Description of the task —
Gather each line of the records where "with" appears.

◇ ◇ ◇ ◇

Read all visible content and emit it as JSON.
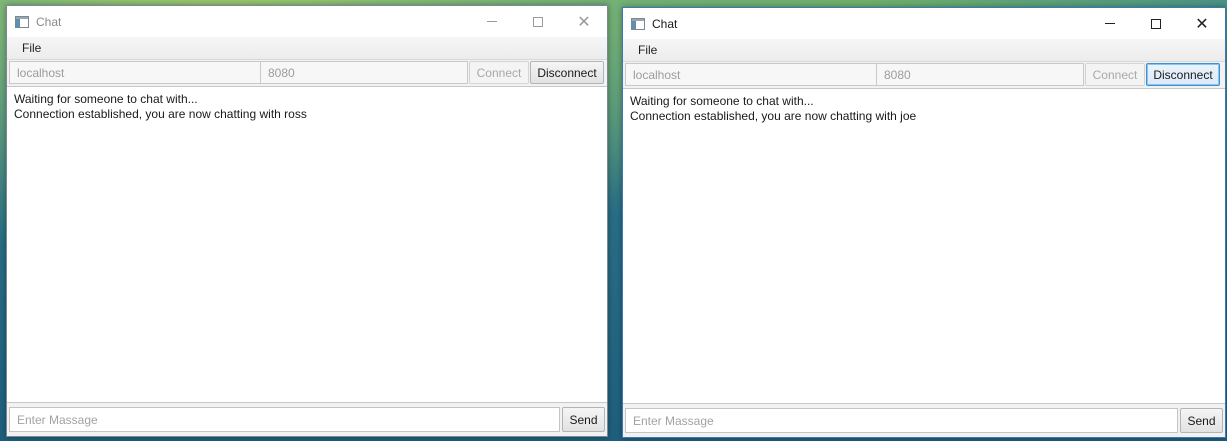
{
  "windows": [
    {
      "title": "Chat",
      "active": false,
      "menu": [
        "File"
      ],
      "host": "localhost",
      "port": "8080",
      "connect_label": "Connect",
      "disconnect_label": "Disconnect",
      "messages": [
        "Waiting for someone to chat with...",
        "Connection established, you are now chatting with ross"
      ],
      "message_placeholder": "Enter Massage",
      "send_label": "Send"
    },
    {
      "title": "Chat",
      "active": true,
      "menu": [
        "File"
      ],
      "host": "localhost",
      "port": "8080",
      "connect_label": "Connect",
      "disconnect_label": "Disconnect",
      "messages": [
        "Waiting for someone to chat with...",
        "Connection established, you are now chatting with joe"
      ],
      "message_placeholder": "Enter Massage",
      "send_label": "Send"
    }
  ],
  "icons": {
    "app": "app-window-icon",
    "minimize": "minimize-icon",
    "maximize": "maximize-icon",
    "close": "close-icon"
  },
  "colors": {
    "focus_border": "#3f8fd2",
    "disabled_text": "#a8a8a8"
  }
}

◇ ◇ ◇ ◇

Solution for this exercise —
        "Waiting for someone to chat with...",
        "Connection established, you are now chatting with ross"
        "Waiting for someone to chat with...",
        "Connection established, you are now chatting with joe"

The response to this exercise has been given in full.